- Check your IT security. Your ground-breaking technology can become a liability if it leaks customer data or is hacked. Review your security software and security policies. Fraud-detection and analytics technology can help prevent intruders from breaching your network and highlight suspicious transactions at an early stage.
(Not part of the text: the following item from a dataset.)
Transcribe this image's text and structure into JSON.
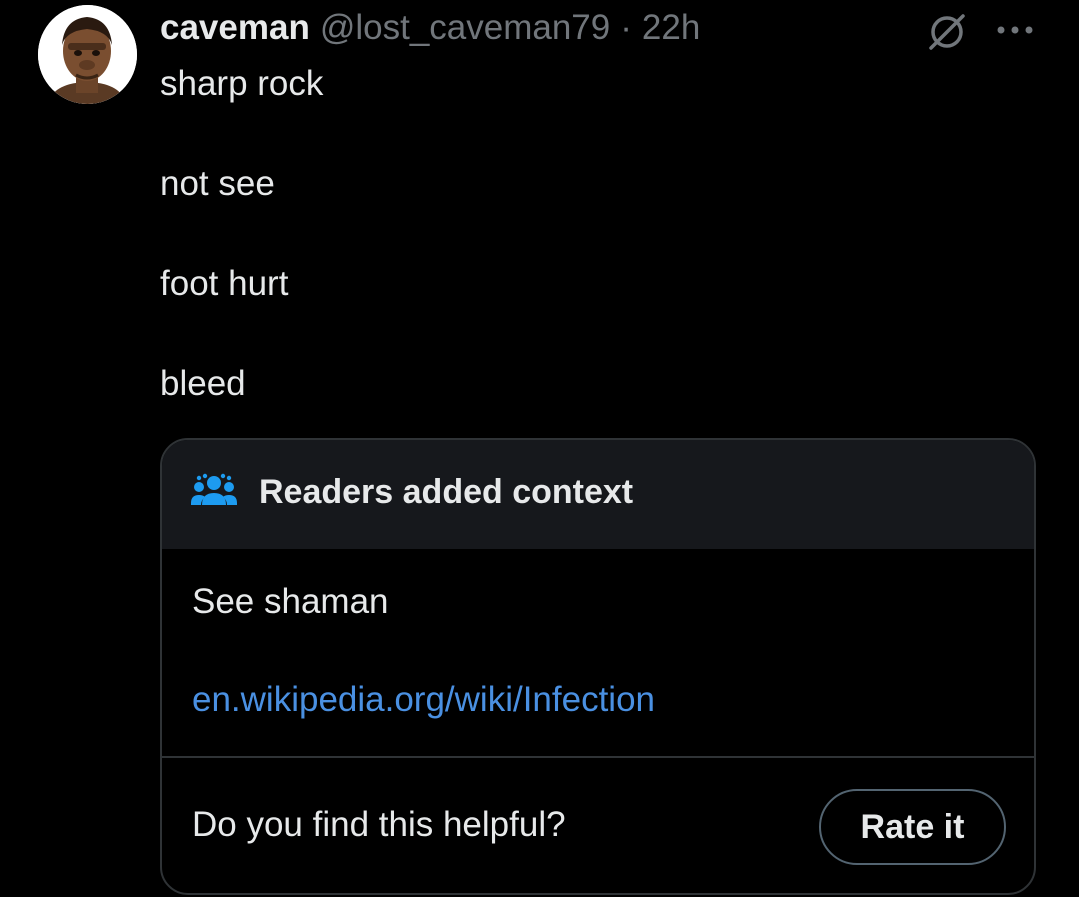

The ubiquity of digital technology in banking makes security a much bigger issue.
- Our survey with the Bavarian Finance Centre (BFZ) shows that all European banks surveyed are trying to digitise more of their departments, processes and customer services
- Banks’ digital priorities: all banks surveyed said accessing the internet and mobile applications for banking services is very important; most banks are investing in new IT (89%) and about seven in ten (72%) said digitisation will create a new organisational and corporate culture
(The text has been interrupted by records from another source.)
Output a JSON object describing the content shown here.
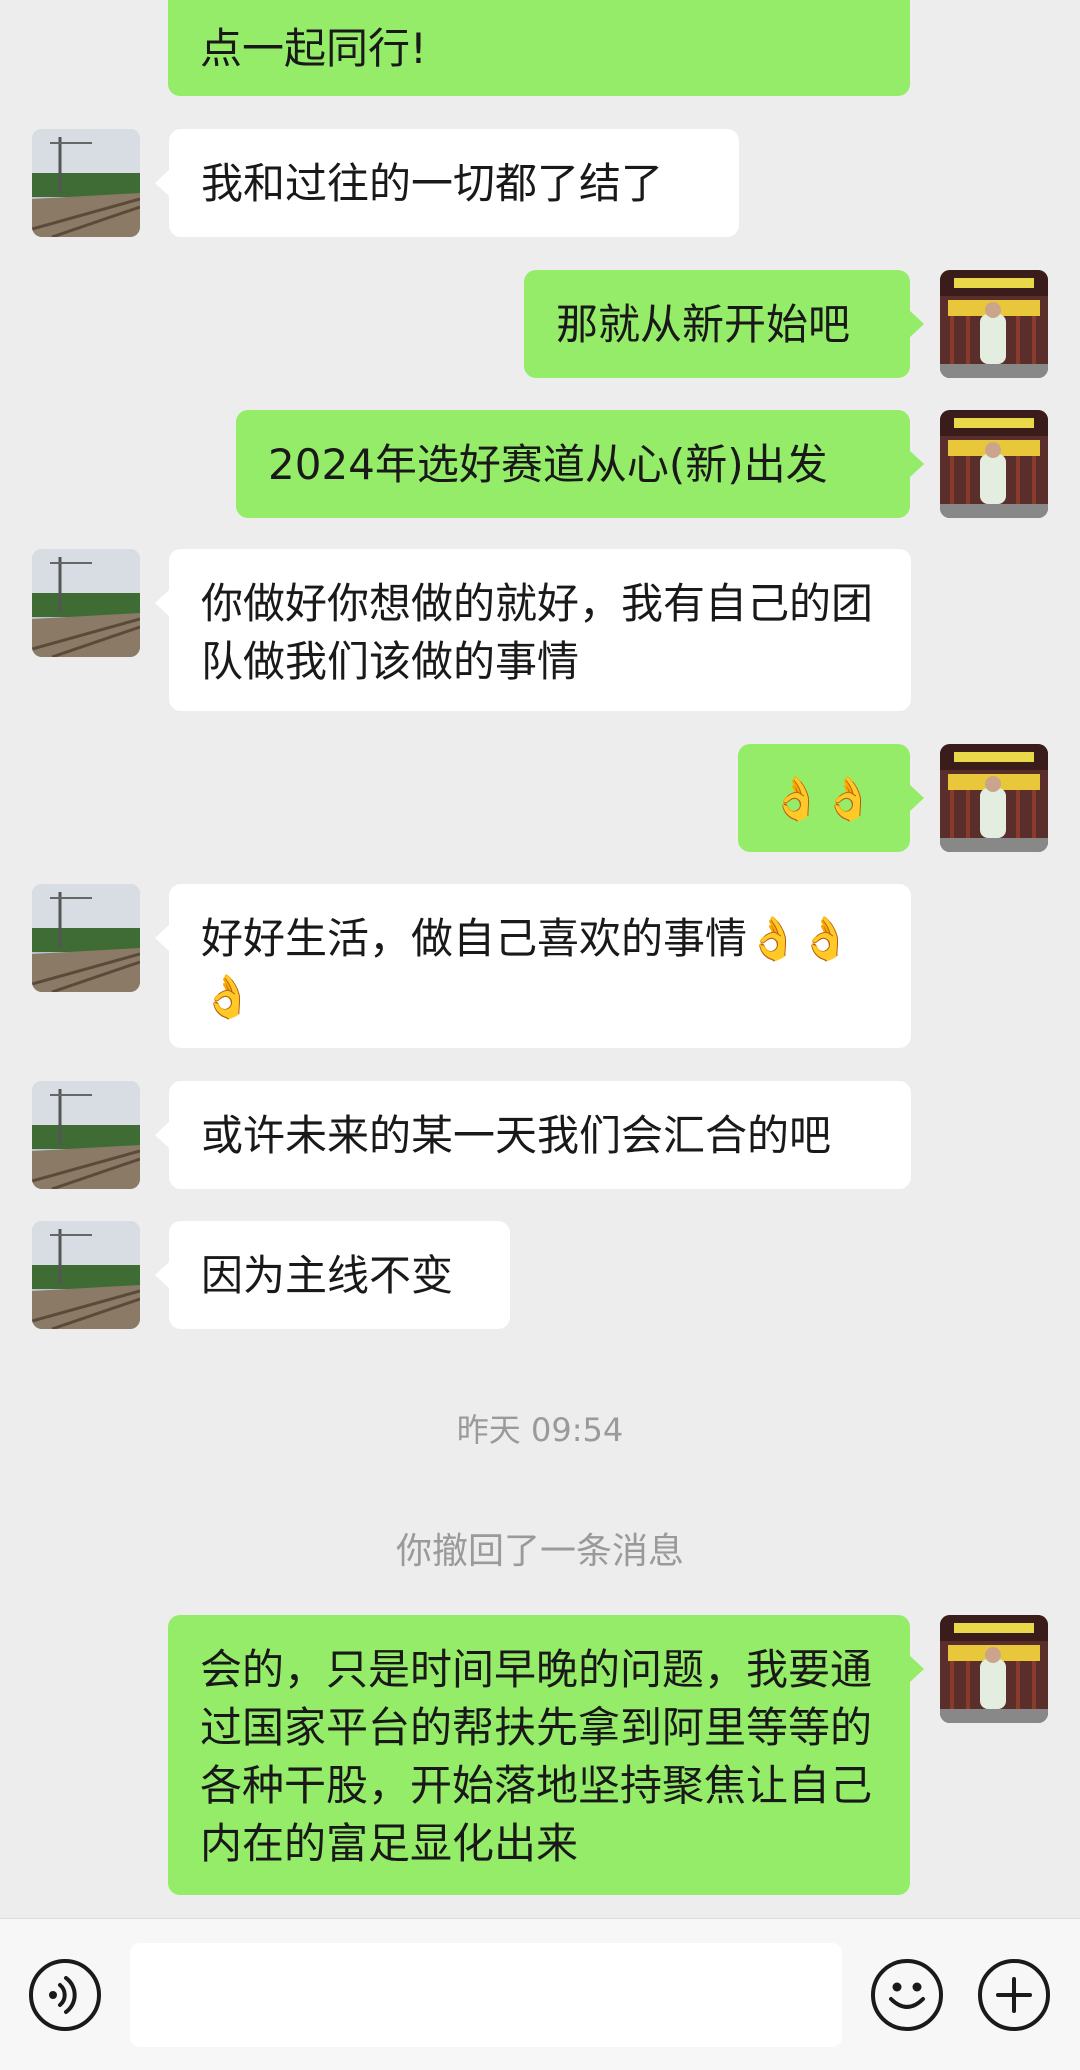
{
  "messages": [
    {
      "side": "out",
      "text": "点一起同行!"
    },
    {
      "side": "in",
      "text": "我和过往的一切都了结了"
    },
    {
      "side": "out",
      "text": "那就从新开始吧"
    },
    {
      "side": "out",
      "text": "2024年选好赛道从心(新)出发"
    },
    {
      "side": "in",
      "text": "你做好你想做的就好，我有自己的团队做我们该做的事情"
    },
    {
      "side": "out",
      "text": "👌👌"
    },
    {
      "side": "in",
      "text": "好好生活，做自己喜欢的事情👌👌👌"
    },
    {
      "side": "in",
      "text": "或许未来的某一天我们会汇合的吧"
    },
    {
      "side": "in",
      "text": "因为主线不变"
    },
    {
      "side": "out",
      "text": "会的，只是时间早晚的问题，我要通过国家平台的帮扶先拿到阿里等等的各种干股，开始落地坚持聚焦让自己内在的富足显化出来"
    }
  ],
  "timestamp": "昨天 09:54",
  "recall_notice": "你撤回了一条消息",
  "input": {
    "placeholder": "",
    "value": ""
  },
  "icons": {
    "voice": "voice-icon",
    "emoji": "emoji-icon",
    "more": "plus-icon",
    "contact_avatar": "railway-avatar",
    "my_avatar": "gate-avatar"
  },
  "colors": {
    "background": "#ededed",
    "outgoing_bubble": "#95ec69",
    "incoming_bubble": "#ffffff",
    "system_text": "#9a9a9a"
  }
}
- Cost saving is the most common goal pursued through digitalisation among most bank types, except for direct banks which compete to enter new markets
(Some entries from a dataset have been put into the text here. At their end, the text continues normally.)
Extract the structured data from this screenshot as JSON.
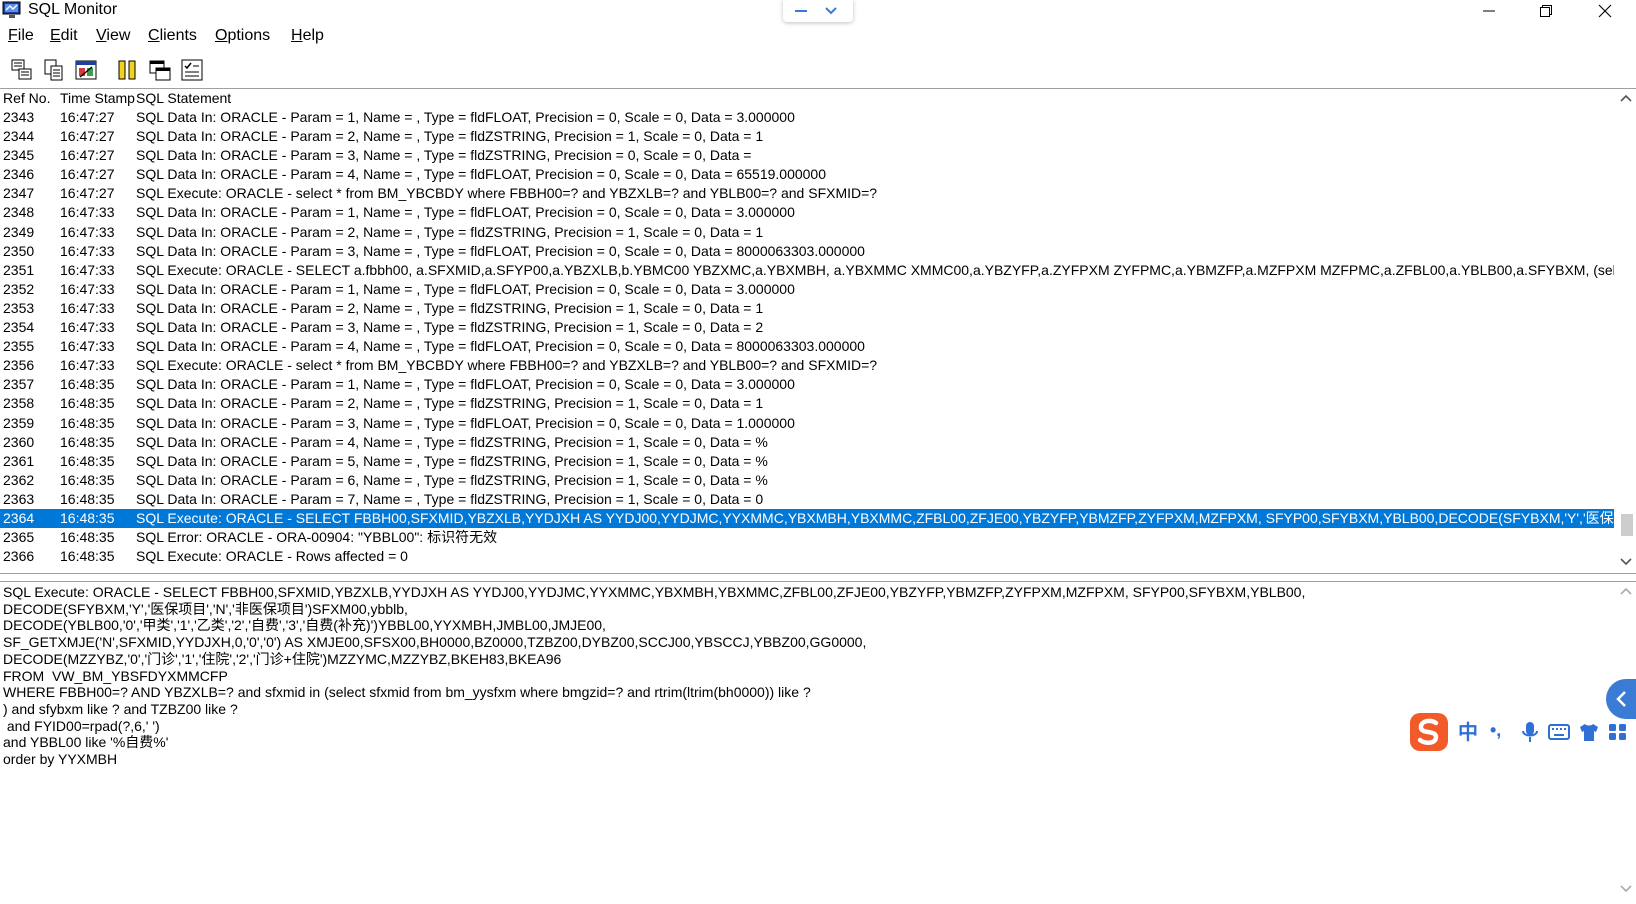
{
  "window": {
    "title": "SQL Monitor",
    "icons": [
      "app-monitor-icon",
      "minimize-icon",
      "restore-icon",
      "close-icon"
    ]
  },
  "ime_float": {
    "icons": [
      "dash-icon",
      "chevron-down-icon"
    ]
  },
  "menu": [
    {
      "label": "File",
      "mnemonic": "F",
      "rest": "ile"
    },
    {
      "label": "Edit",
      "mnemonic": "E",
      "rest": "dit"
    },
    {
      "label": "View",
      "mnemonic": "V",
      "rest": "iew"
    },
    {
      "label": "Clients",
      "mnemonic": "C",
      "rest": "lients"
    },
    {
      "label": "Options",
      "mnemonic": "O",
      "rest": "ptions"
    },
    {
      "label": "Help",
      "mnemonic": "H",
      "rest": "elp"
    }
  ],
  "toolbar": {
    "icons": [
      "save-log-icon",
      "copy-icon",
      "clear-icon",
      "pause-icon",
      "window-icon",
      "options-check-icon"
    ]
  },
  "log": {
    "columns": [
      "Ref No.",
      "Time Stamp",
      "SQL Statement"
    ],
    "selected_ref": "2364",
    "rows": [
      {
        "ref": "2343",
        "ts": "16:47:27",
        "sql": "SQL Data In: ORACLE - Param = 1, Name = , Type = fldFLOAT, Precision = 0, Scale = 0, Data = 3.000000"
      },
      {
        "ref": "2344",
        "ts": "16:47:27",
        "sql": "SQL Data In: ORACLE - Param = 2, Name = , Type = fldZSTRING, Precision = 1, Scale = 0, Data = 1"
      },
      {
        "ref": "2345",
        "ts": "16:47:27",
        "sql": "SQL Data In: ORACLE - Param = 3, Name = , Type = fldZSTRING, Precision = 0, Scale = 0, Data ="
      },
      {
        "ref": "2346",
        "ts": "16:47:27",
        "sql": "SQL Data In: ORACLE - Param = 4, Name = , Type = fldFLOAT, Precision = 0, Scale = 0, Data = 65519.000000"
      },
      {
        "ref": "2347",
        "ts": "16:47:27",
        "sql": "SQL Execute: ORACLE -  select * from BM_YBCBDY where FBBH00=? and YBZXLB=? and YBLB00=? and SFXMID=?"
      },
      {
        "ref": "2348",
        "ts": "16:47:33",
        "sql": "SQL Data In: ORACLE - Param = 1, Name = , Type = fldFLOAT, Precision = 0, Scale = 0, Data = 3.000000"
      },
      {
        "ref": "2349",
        "ts": "16:47:33",
        "sql": "SQL Data In: ORACLE - Param = 2, Name = , Type = fldZSTRING, Precision = 1, Scale = 0, Data = 1"
      },
      {
        "ref": "2350",
        "ts": "16:47:33",
        "sql": "SQL Data In: ORACLE - Param = 3, Name = , Type = fldFLOAT, Precision = 0, Scale = 0, Data = 8000063303.000000"
      },
      {
        "ref": "2351",
        "ts": "16:47:33",
        "sql": "SQL Execute: ORACLE -  SELECT a.fbbh00, a.SFXMID,a.SFYP00,a.YBZXLB,b.YBMC00 YBZXMC,a.YBXMBH, a.YBXMMC XMMC00,a.YBZYFP,a.ZYFPXM ZYFPMC,a.YBMZFP,a.MZFPXM MZFPMC,a.ZFBL00,a.YBLB00,a.SFYBXM, (select YI"
      },
      {
        "ref": "2352",
        "ts": "16:47:33",
        "sql": "SQL Data In: ORACLE - Param = 1, Name = , Type = fldFLOAT, Precision = 0, Scale = 0, Data = 3.000000"
      },
      {
        "ref": "2353",
        "ts": "16:47:33",
        "sql": "SQL Data In: ORACLE - Param = 2, Name = , Type = fldZSTRING, Precision = 1, Scale = 0, Data = 1"
      },
      {
        "ref": "2354",
        "ts": "16:47:33",
        "sql": "SQL Data In: ORACLE - Param = 3, Name = , Type = fldZSTRING, Precision = 1, Scale = 0, Data = 2"
      },
      {
        "ref": "2355",
        "ts": "16:47:33",
        "sql": "SQL Data In: ORACLE - Param = 4, Name = , Type = fldFLOAT, Precision = 0, Scale = 0, Data = 8000063303.000000"
      },
      {
        "ref": "2356",
        "ts": "16:47:33",
        "sql": "SQL Execute: ORACLE -  select * from BM_YBCBDY where FBBH00=? and YBZXLB=? and YBLB00=? and SFXMID=?"
      },
      {
        "ref": "2357",
        "ts": "16:48:35",
        "sql": "SQL Data In: ORACLE - Param = 1, Name = , Type = fldFLOAT, Precision = 0, Scale = 0, Data = 3.000000"
      },
      {
        "ref": "2358",
        "ts": "16:48:35",
        "sql": "SQL Data In: ORACLE - Param = 2, Name = , Type = fldZSTRING, Precision = 1, Scale = 0, Data = 1"
      },
      {
        "ref": "2359",
        "ts": "16:48:35",
        "sql": "SQL Data In: ORACLE - Param = 3, Name = , Type = fldFLOAT, Precision = 0, Scale = 0, Data = 1.000000"
      },
      {
        "ref": "2360",
        "ts": "16:48:35",
        "sql": "SQL Data In: ORACLE - Param = 4, Name = , Type = fldZSTRING, Precision = 1, Scale = 0, Data = %"
      },
      {
        "ref": "2361",
        "ts": "16:48:35",
        "sql": "SQL Data In: ORACLE - Param = 5, Name = , Type = fldZSTRING, Precision = 1, Scale = 0, Data = %"
      },
      {
        "ref": "2362",
        "ts": "16:48:35",
        "sql": "SQL Data In: ORACLE - Param = 6, Name = , Type = fldZSTRING, Precision = 1, Scale = 0, Data = %"
      },
      {
        "ref": "2363",
        "ts": "16:48:35",
        "sql": "SQL Data In: ORACLE - Param = 7, Name = , Type = fldZSTRING, Precision = 1, Scale = 0, Data = 0"
      },
      {
        "ref": "2364",
        "ts": "16:48:35",
        "sql": "SQL Execute: ORACLE - SELECT FBBH00,SFXMID,YBZXLB,YYDJXH AS YYDJ00,YYDJMC,YYXMMC,YBXMBH,YBXMMC,ZFBL00,ZFJE00,YBZYFP,YBMZFP,ZYFPXM,MZFPXM, SFYP00,SFYBXM,YBLB00,DECODE(SFYBXM,'Y','医保项目','"
      },
      {
        "ref": "2365",
        "ts": "16:48:35",
        "sql": "SQL Error: ORACLE - ORA-00904: \"YBBL00\": 标识符无效"
      },
      {
        "ref": "2366",
        "ts": "16:48:35",
        "sql": "SQL Execute: ORACLE - Rows affected = 0"
      }
    ],
    "scroll_position": 0.97
  },
  "detail": {
    "lines": [
      "SQL Execute: ORACLE - SELECT FBBH00,SFXMID,YBZXLB,YYDJXH AS YYDJ00,YYDJMC,YYXMMC,YBXMBH,YBXMMC,ZFBL00,ZFJE00,YBZYFP,YBMZFP,ZYFPXM,MZFPXM, SFYP00,SFYBXM,YBLB00,",
      "DECODE(SFYBXM,'Y','医保项目','N','非医保项目')SFXM00,ybblb,",
      "DECODE(YBLB00,'0','甲类','1','乙类','2','自费','3','自费(补充)')YBBL00,YYXMBH,JMBL00,JMJE00,",
      "SF_GETXMJE('N',SFXMID,YYDJXH,0,'0','0') AS XMJE00,SFSX00,BH0000,BZ0000,TZBZ00,DYBZ00,SCCJ00,YBSCCJ,YBBZ00,GG0000,",
      "DECODE(MZZYBZ,'0','门诊','1','住院','2','门诊+住院')MZZYMC,MZZYBZ,BKEH83,BKEA96",
      "FROM  VW_BM_YBSFDYXMMCFP",
      "WHERE FBBH00=? AND YBZXLB=? and sfxmid in (select sfxmid from bm_yysfxm where bmgzid=? and rtrim(ltrim(bh0000)) like ?",
      ") and sfybxm like ? and TZBZ00 like ?",
      " and FYID00=rpad(?,6,' ')",
      "and YBBL00 like '%自费%'",
      "order by YYXMBH"
    ]
  },
  "ime_toolbar": {
    "lang_label": "中",
    "punct_label": "•,",
    "icons": [
      "sogou-logo-icon",
      "microphone-icon",
      "keyboard-icon",
      "skin-shirt-icon",
      "grid-apps-icon",
      "collapse-left-icon"
    ]
  }
}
- Banks surveyed said retail banking and private-wealth management were the most important areas in which to leverage digital technology (91% and 81% respectively) and M&A business the least
- The most important business functions to digitise are IT, marketing, sales and risk management
- Retail banking divisions and direct banks are the most digitally advanced; regional banks the least
- Most banks (88%) are adding digital technology to older IT and business processes technology rather than creating separate digital departments or incubator units
- Most banks plan to spend ‘high amounts’ on digitising their business, even if the exact amount is hard to estimate; differentiating between digital technology and other technology can be tricky
- Nearly all banks surveyed said being the first to introduce innovative digital technology provides ‘first mover advantage’ but, apart from the ‘direct banks’ (online banks without high-street branches), the majority of banks described themselves as ‘second movers’
- Established banks are facing growing competition from ‘fintech’ companies, telecommunication companies and technology giants, such as Apple and Google, which have recently started payment services
- A small majority (54%) of banks surveyed say they want to co-operate with new entrants into banking; the rest say they will compete with them, collaboration with new market entrants will bring more opportunities for banks than will competing approaches
- Corporate culture, customer inclusion, organisational implementation of ‘digital management’ and good implementation planning are recognised as the most important success factors for digital projects
- Hampering factors differ across bank types: most banks recognise lack of resource allocation as the most impeding influence whilst some large commercial banks regret a lack of management awareness and risk aversion to innovation
ABOUT THE RESEARCH
This study – Digitalisation in Banks – was based on the results of a survey conducted jointly by the Bavarian Finance Centre (Bayerische Finanz Zentrum, BFZ note 17) and BearingPoint between September 2014 and March 2015. The survey concentrated on financial institutions in Europe and was completed by respondents using a written questionnaire.
The data came from the analysis of 48 responses from banks. The respondents consisted of managers in European financial institutions: 37% of them are based in Germany, 19% in Switzerland, 15% in France, 2% in Austria, 2% in Liechtenstein and 2% in Spain (23% of the respondents did not state their country of origin). Broken down by type, 27% are major commercial banks, 23% private banks, branch of foreign bank or other, 23% regional banks, 15% direct banks, 6% saving banks, central institution, 6% cooperative banks, central institution, 4% capital investment companies, 4% mortgage banks and 4% banks with special function (multiple answers possible).